Learn about the commodities market, its main drivers, and what tools are used to invest in that market
One might imagine that commodity markets are a haven for high-risk individuals, and there is some historical truth in that image. However, almost every type of investor participates in commodity markets.
If when you woke up today, you made a sandwich, drank a cup of coffee, filled your gas tank, and turned on the AC, guess what? You are already an influence in the commodity market.
Your everyday life is based on paying for and using commodities. So, what is a "commodity," and how does commodities trading work? How do I "invest" in commodities? The following briefly introduces commodities and a few pointers for investors.
Basics of Commodities and Types of Commodities
Commodities are materials that can be sold, bought, or used to create an end product that will eventually be consumed or used.
Technically, commodities are raw and unprocessed and could be extracted from deep underground or plucked from a farm somewhere. When it comes to trading, a given commodity's size is identical; one bushel of corn is the same as any other bushel, and one barrel of oil is interchangeable with the next.
Commodities can be categorized into the following primary classes:
Metals, like gold, silver, copper, and platinum
Energy, like crude oil, natural gas, or heating oil
Livestock, like live cattle and lean hogs
Soft commodities, like coffee, cotton, sugar, and cocoa
Grains like corn, wheat, soybeans, and soybean oil
Among all these, crude oil is the most actively traded in the world. According to Futures Industry Association data, over 4.2 million futures and options contracts were traded daily in 2017.
Who Trades Commodities?
Commodity Market Participants. Who Trades Commodities?
- Commercials (Hedgers):
These participate in the market for commercial gain and protection against market price fluctuations—they operate in producing, processing, exporting, importing, shipping, and handling the commodities.
Example: oil & gas refiners and producers, miners, grain millers, farmers, and food distributors.
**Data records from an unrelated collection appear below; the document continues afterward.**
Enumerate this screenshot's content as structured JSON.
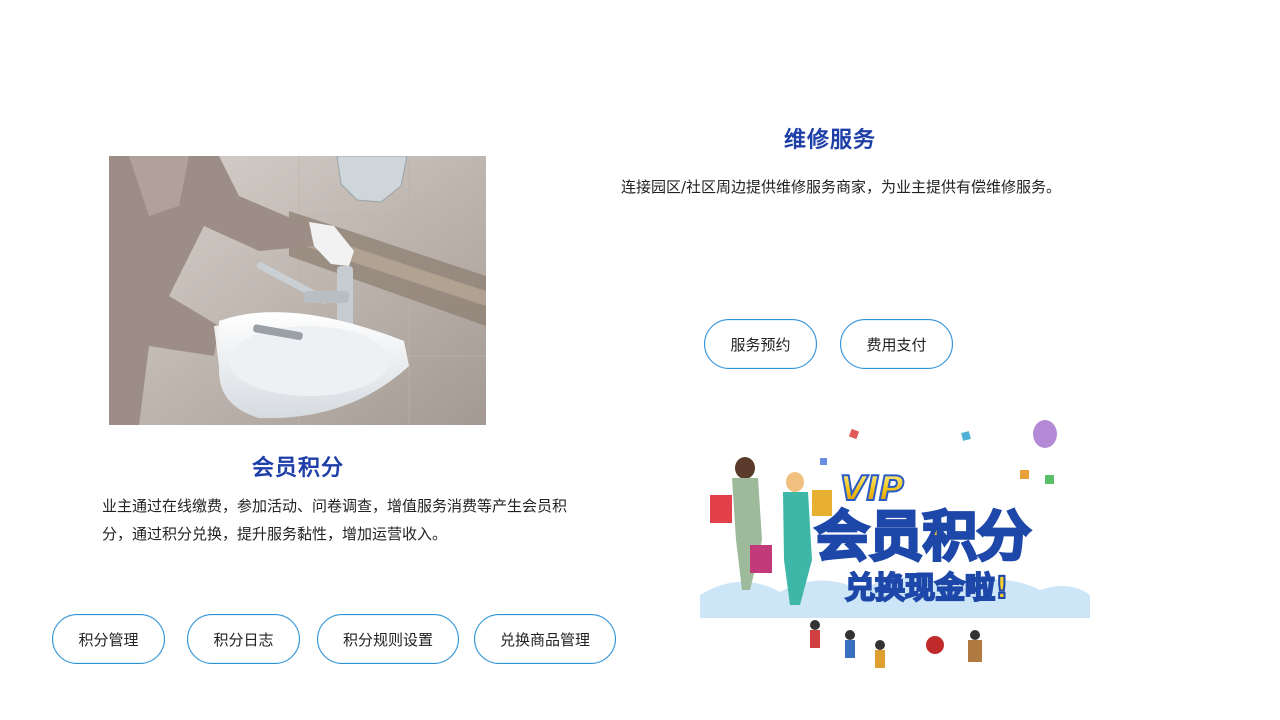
{
  "repair": {
    "title": "维修服务",
    "description": "连接园区/社区周边提供维修服务商家，为业主提供有偿维修服务。",
    "buttons": {
      "booking": "服务预约",
      "payment": "费用支付"
    }
  },
  "points": {
    "title": "会员积分",
    "description": "业主通过在线缴费，参加活动、问卷调查，增值服务消费等产生会员积分，通过积分兑换，提升服务黏性，增加运营收入。",
    "buttons": {
      "management": "积分管理",
      "log": "积分日志",
      "rules": "积分规则设置",
      "redeem": "兑换商品管理"
    }
  },
  "banner": {
    "vip": "VIP",
    "main": "会员积分",
    "sub": "兑换现金啦!"
  },
  "colors": {
    "title": "#1f3fa8",
    "pill_border": "#2f8fd5",
    "banner_gold": "#f5c518",
    "banner_blue": "#2a5cc4"
  }
}
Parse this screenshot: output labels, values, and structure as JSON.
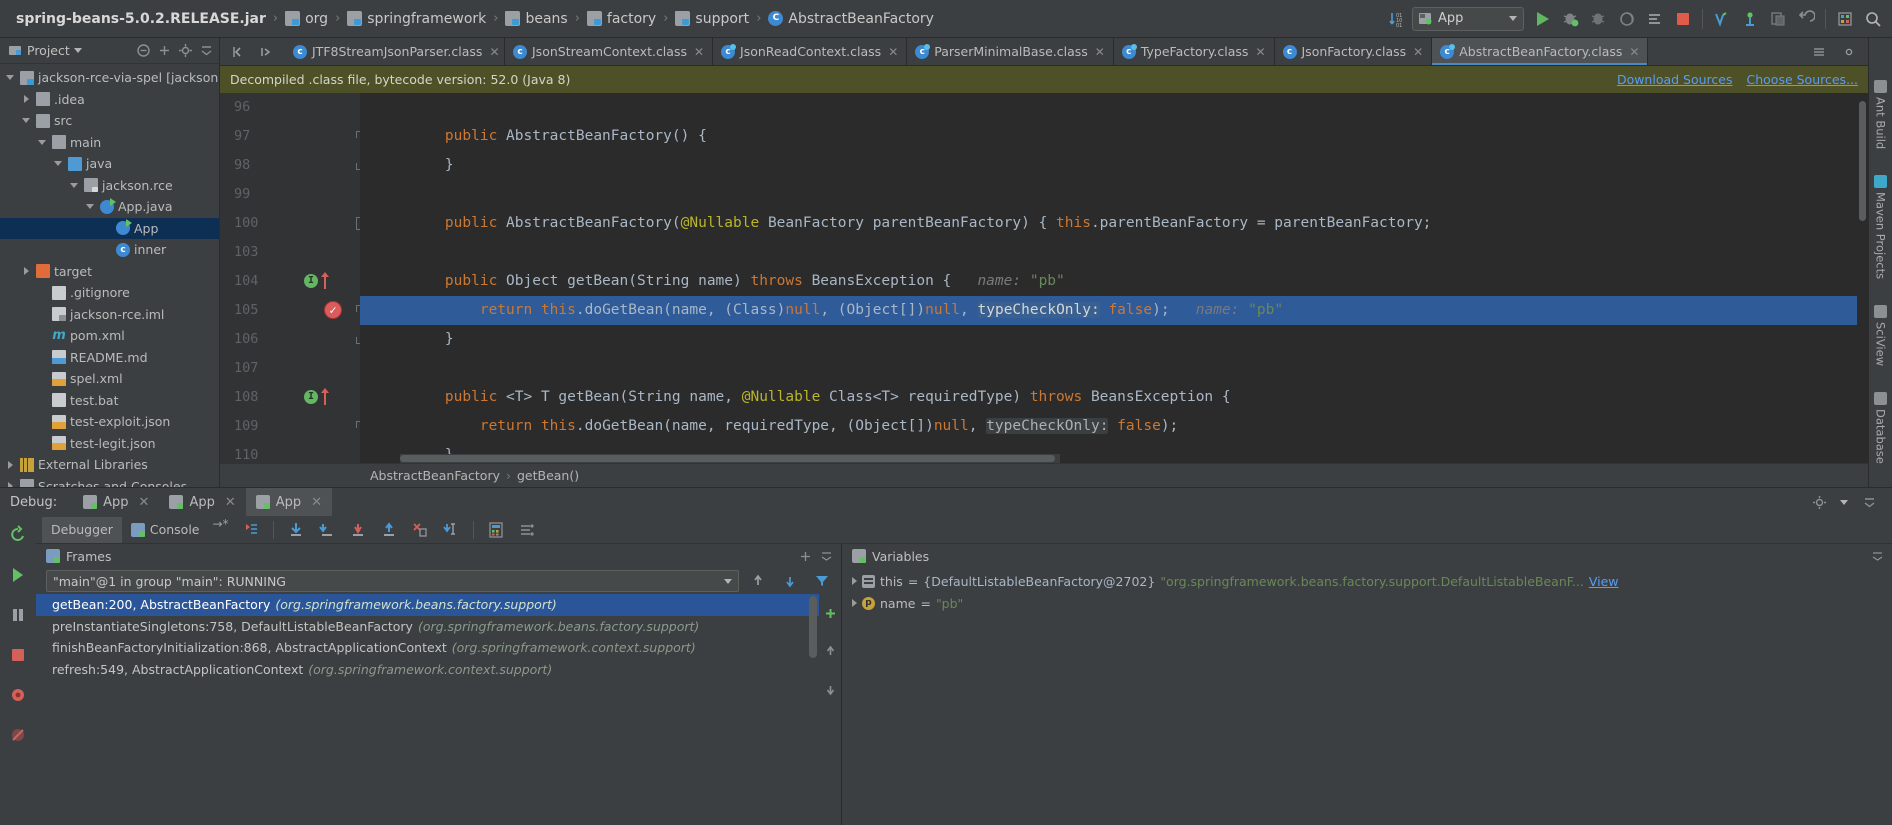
{
  "window": {
    "breadcrumbs": [
      {
        "label": "spring-beans-5.0.2.RELEASE.jar",
        "icon": "jar-icon",
        "root": true
      },
      {
        "label": "org",
        "icon": "folder-icon"
      },
      {
        "label": "springframework",
        "icon": "folder-icon"
      },
      {
        "label": "beans",
        "icon": "folder-icon"
      },
      {
        "label": "factory",
        "icon": "folder-icon"
      },
      {
        "label": "support",
        "icon": "folder-icon"
      },
      {
        "label": "AbstractBeanFactory",
        "icon": "class-icon"
      }
    ],
    "run_config": {
      "label": "App",
      "icon": "run-config-icon"
    },
    "toolbar_icons": [
      "sort-alphabetically-icon",
      "run-icon",
      "debug-icon",
      "coverage-icon",
      "profile-icon",
      "attach-icon",
      "stop-icon",
      "checkin-icon",
      "update-project-icon",
      "compare-icon",
      "revert-icon",
      "settings-icon",
      "search-icon"
    ]
  },
  "project": {
    "title": "Project",
    "header_icons": [
      "collapse-all-icon",
      "expand-icon",
      "settings-icon",
      "hide-icon"
    ],
    "tree": [
      {
        "label": "jackson-rce-via-spel [jackson",
        "indent": 0,
        "twisty": "down",
        "icon": "module-folder",
        "selected": false
      },
      {
        "label": ".idea",
        "indent": 1,
        "twisty": "right",
        "icon": "folder-plain",
        "selected": false
      },
      {
        "label": "src",
        "indent": 1,
        "twisty": "down",
        "icon": "folder-plain",
        "selected": false
      },
      {
        "label": "main",
        "indent": 2,
        "twisty": "down",
        "icon": "folder-plain",
        "selected": false
      },
      {
        "label": "java",
        "indent": 3,
        "twisty": "down",
        "icon": "folder-src",
        "selected": false
      },
      {
        "label": "jackson.rce",
        "indent": 4,
        "twisty": "down",
        "icon": "folder-pkg",
        "selected": false
      },
      {
        "label": "App.java",
        "indent": 5,
        "twisty": "down",
        "icon": "java-main",
        "selected": false
      },
      {
        "label": "App",
        "indent": 6,
        "twisty": "none",
        "icon": "java-main",
        "selected": true
      },
      {
        "label": "inner",
        "indent": 6,
        "twisty": "none",
        "icon": "java-class",
        "selected": false
      },
      {
        "label": "target",
        "indent": 1,
        "twisty": "right",
        "icon": "folder-target",
        "selected": false
      },
      {
        "label": ".gitignore",
        "indent": 2,
        "twisty": "none",
        "icon": "file",
        "selected": false
      },
      {
        "label": "jackson-rce.iml",
        "indent": 2,
        "twisty": "none",
        "icon": "file-module",
        "selected": false
      },
      {
        "label": "pom.xml",
        "indent": 2,
        "twisty": "none",
        "icon": "maven",
        "selected": false
      },
      {
        "label": "README.md",
        "indent": 2,
        "twisty": "none",
        "icon": "file-md",
        "selected": false
      },
      {
        "label": "spel.xml",
        "indent": 2,
        "twisty": "none",
        "icon": "file-xml-spring",
        "selected": false
      },
      {
        "label": "test.bat",
        "indent": 2,
        "twisty": "none",
        "icon": "file",
        "selected": false
      },
      {
        "label": "test-exploit.json",
        "indent": 2,
        "twisty": "none",
        "icon": "file-json",
        "selected": false
      },
      {
        "label": "test-legit.json",
        "indent": 2,
        "twisty": "none",
        "icon": "file-json",
        "selected": false
      },
      {
        "label": "External Libraries",
        "indent": 0,
        "twisty": "right",
        "icon": "library",
        "selected": false
      },
      {
        "label": "Scratches and Consoles",
        "indent": 0,
        "twisty": "right",
        "icon": "scratches",
        "selected": false
      }
    ]
  },
  "editor": {
    "tabs": [
      {
        "label": "JTF8StreamJsonParser.class",
        "active": false,
        "icon": "class-icon"
      },
      {
        "label": "JsonStreamContext.class",
        "active": false,
        "icon": "class-icon"
      },
      {
        "label": "JsonReadContext.class",
        "active": false,
        "icon": "class-icon-deco"
      },
      {
        "label": "ParserMinimalBase.class",
        "active": false,
        "icon": "class-icon-deco"
      },
      {
        "label": "TypeFactory.class",
        "active": false,
        "icon": "class-icon-deco"
      },
      {
        "label": "JsonFactory.class",
        "active": false,
        "icon": "class-icon"
      },
      {
        "label": "AbstractBeanFactory.class",
        "active": true,
        "icon": "class-icon-deco"
      }
    ],
    "notification": {
      "text": "Decompiled .class file, bytecode version: 52.0 (Java 8)",
      "links": [
        "Download Sources",
        "Choose Sources..."
      ]
    },
    "breadcrumb": [
      "AbstractBeanFactory",
      "getBean()"
    ],
    "lines": [
      {
        "num": "96",
        "segments": []
      },
      {
        "num": "97",
        "segments": [
          {
            "t": "    ",
            "c": "txt"
          },
          {
            "t": "public ",
            "c": "kw"
          },
          {
            "t": "AbstractBeanFactory() {",
            "c": "txt"
          }
        ]
      },
      {
        "num": "98",
        "segments": [
          {
            "t": "    }",
            "c": "txt"
          }
        ]
      },
      {
        "num": "99",
        "segments": []
      },
      {
        "num": "100",
        "segments": [
          {
            "t": "    ",
            "c": "txt"
          },
          {
            "t": "public ",
            "c": "kw"
          },
          {
            "t": "AbstractBeanFactory(",
            "c": "txt"
          },
          {
            "t": "@Nullable",
            "c": "annot"
          },
          {
            "t": " BeanFactory parentBeanFactory) { ",
            "c": "txt"
          },
          {
            "t": "this",
            "c": "kw"
          },
          {
            "t": ".parentBeanFactory = parentBeanFactory;",
            "c": "txt"
          }
        ]
      },
      {
        "num": "103",
        "segments": []
      },
      {
        "num": "104",
        "segments": [
          {
            "t": "    ",
            "c": "txt"
          },
          {
            "t": "public ",
            "c": "kw"
          },
          {
            "t": "Object getBean(String name) ",
            "c": "txt"
          },
          {
            "t": "throws ",
            "c": "kw"
          },
          {
            "t": "BeansException {",
            "c": "txt"
          },
          {
            "t": "   name:",
            "c": "hint"
          },
          {
            "t": " \"pb\"",
            "c": "str"
          }
        ],
        "gutter": {
          "green": "I",
          "arrow": true
        }
      },
      {
        "num": "105",
        "highlight": true,
        "breakpoint": "done",
        "segments": [
          {
            "t": "        ",
            "c": "txt"
          },
          {
            "t": "return ",
            "c": "kw"
          },
          {
            "t": "this",
            "c": "kw"
          },
          {
            "t": ".doGetBean(name, (",
            "c": "txt"
          },
          {
            "t": "Class",
            "c": "txt"
          },
          {
            "t": ")",
            "c": "txt"
          },
          {
            "t": "null",
            "c": "kw"
          },
          {
            "t": ", (",
            "c": "txt"
          },
          {
            "t": "Object[]",
            "c": "txt"
          },
          {
            "t": ")",
            "c": "txt"
          },
          {
            "t": "null",
            "c": "kw"
          },
          {
            "t": ", ",
            "c": "txt"
          },
          {
            "t": "typeCheckOnly:",
            "c": "paramhl"
          },
          {
            "t": " ",
            "c": "txt"
          },
          {
            "t": "false",
            "c": "kw"
          },
          {
            "t": ");",
            "c": "txt"
          },
          {
            "t": "   name:",
            "c": "hint"
          },
          {
            "t": " \"pb\"",
            "c": "str"
          }
        ]
      },
      {
        "num": "106",
        "segments": [
          {
            "t": "    }",
            "c": "txt"
          }
        ]
      },
      {
        "num": "107",
        "segments": []
      },
      {
        "num": "108",
        "segments": [
          {
            "t": "    ",
            "c": "txt"
          },
          {
            "t": "public ",
            "c": "kw"
          },
          {
            "t": "<T> T getBean(String name, ",
            "c": "txt"
          },
          {
            "t": "@Nullable",
            "c": "annot"
          },
          {
            "t": " Class<T> requiredType) ",
            "c": "txt"
          },
          {
            "t": "throws ",
            "c": "kw"
          },
          {
            "t": "BeansException {",
            "c": "txt"
          }
        ],
        "gutter": {
          "green": "I",
          "arrow": true
        }
      },
      {
        "num": "109",
        "segments": [
          {
            "t": "        ",
            "c": "txt"
          },
          {
            "t": "return ",
            "c": "kw"
          },
          {
            "t": "this",
            "c": "kw"
          },
          {
            "t": ".doGetBean(name, requiredType, (",
            "c": "txt"
          },
          {
            "t": "Object[]",
            "c": "txt"
          },
          {
            "t": ")",
            "c": "txt"
          },
          {
            "t": "null",
            "c": "kw"
          },
          {
            "t": ", ",
            "c": "txt"
          },
          {
            "t": "typeCheckOnly:",
            "c": "param"
          },
          {
            "t": " ",
            "c": "txt"
          },
          {
            "t": "false",
            "c": "kw"
          },
          {
            "t": ");",
            "c": "txt"
          }
        ]
      },
      {
        "num": "110",
        "segments": [
          {
            "t": "    }",
            "c": "txt"
          }
        ]
      }
    ]
  },
  "right_rail": [
    {
      "label": "Ant Build",
      "icon": "ant-icon"
    },
    {
      "label": "Maven Projects",
      "icon": "maven-icon"
    },
    {
      "label": "SciView",
      "icon": "sciview-icon"
    },
    {
      "label": "Database",
      "icon": "database-icon"
    }
  ],
  "debug": {
    "title": "Debug:",
    "session_tabs": [
      {
        "label": "App",
        "active": false
      },
      {
        "label": "App",
        "active": false
      },
      {
        "label": "App",
        "active": true
      }
    ],
    "subtabs": [
      {
        "label": "Debugger",
        "active": true,
        "icon": "debugger-icon"
      },
      {
        "label": "Console",
        "active": false,
        "icon": "console-icon"
      }
    ],
    "toolbar_icons": [
      "mute-breakpoints-icon",
      "step-over-icon",
      "step-into-icon",
      "force-step-into-icon",
      "step-out-icon",
      "drop-frame-icon",
      "run-to-cursor-icon",
      "evaluate-expression-icon",
      "settings-icon"
    ],
    "left_actions": [
      "rerun-icon",
      "resume-icon",
      "pause-icon",
      "stop-icon",
      "breakpoints-icon",
      "mute-icon"
    ],
    "frames": {
      "title": "Frames",
      "thread": "\"main\"@1 in group \"main\": RUNNING",
      "header_icons": [
        "settings-icon",
        "hide-icon"
      ],
      "toolbar_icons": [
        "up-icon",
        "down-icon",
        "filter-icon",
        "add-icon"
      ],
      "items": [
        {
          "method": "getBean:200, AbstractBeanFactory",
          "package": "(org.springframework.beans.factory.support)",
          "selected": true
        },
        {
          "method": "preInstantiateSingletons:758, DefaultListableBeanFactory",
          "package": "(org.springframework.beans.factory.support)",
          "selected": false
        },
        {
          "method": "finishBeanFactoryInitialization:868, AbstractApplicationContext",
          "package": "(org.springframework.context.support)",
          "selected": false
        },
        {
          "method": "refresh:549, AbstractApplicationContext",
          "package": "(org.springframework.context.support)",
          "selected": false
        }
      ]
    },
    "variables": {
      "title": "Variables",
      "items": [
        {
          "icon": "object-icon",
          "name": "this",
          "eq": " = ",
          "ref": "{DefaultListableBeanFactory@2702}",
          "value": "\"org.springframework.beans.factory.support.DefaultListableBeanF...",
          "link": "View"
        },
        {
          "icon": "param-icon",
          "name": "name",
          "eq": " = ",
          "ref": "",
          "value": "\"pb\"",
          "link": ""
        }
      ]
    }
  }
}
Speculators enter the market to profit from the price of commodities by speculating on the direction of the price within a specific time frame.
Examples: Hedge funds, banks, and individual commodity traders.
Futures Exchanges and Contracts
A big part of commodity trading is in futures contracts.
Futures are agreements between a buyer and a seller where they agree to buy or sell a specified quantity or contract of a commodity at a predetermined price and time.
For example, one gold futures contract specified 100 troy ounces of gold.
What moves commodity supply and demand. The Fundamentals behind the price movement
- Economic Growth
Increased economic activity creates more demand for energy, food, and basic materials, so some commodities benefit in times and places where economic growth is seen.
- Weather Conditions
This is a significant factor for most commodities. For instance, agricultural products can be impacted by floods and droughts, demand for heating fuel will generally increase during cold snaps, and storms and hurricanes could stall energy production and shipping of all products.
- Wars, Trade Disputes, and geopolitics
Geopolitical events and wars often disrupt commodity production in certain areas. For example, the war between Russia and Ukraine resulted in an increase in tens of commodities, including microchips, fertilizers, food items, and energy products
Some of these factors are hard to anticipate, which often makes the price of commodities prone to higher volatility than many other asset classes such as bonds and stocks. This should be taken into consideration when participating in the commodities market.
How do You Become a Participant in the Commodities Market?
For individual investors and traders, this does not mean planting and harvesting your wheat crop or storing your oil barrels.
The following financial instruments allow you access to the commodities market:
• Futures contracts
• Options on futures: Traders could use call or put options on oil or gold futures contracts, for example, which gives them the right to buy or sell these contracts at specific prices before the expiration date of the futures contracts.
• Exchange-traded funds (ETFs). They are marketable securities that trade like common stocks and can be bought or sold on an exchange. Many ETFs are linked to a single commodity, a basket of commodities, or a commodity index.
• Traditional stocks. Many publicly traded companies have direct exposure to commodities and commodity markets (miners, oilseed processors, and oil and gas exploration companies, for example) or indirect exposure (such as farm equipment manufacturers).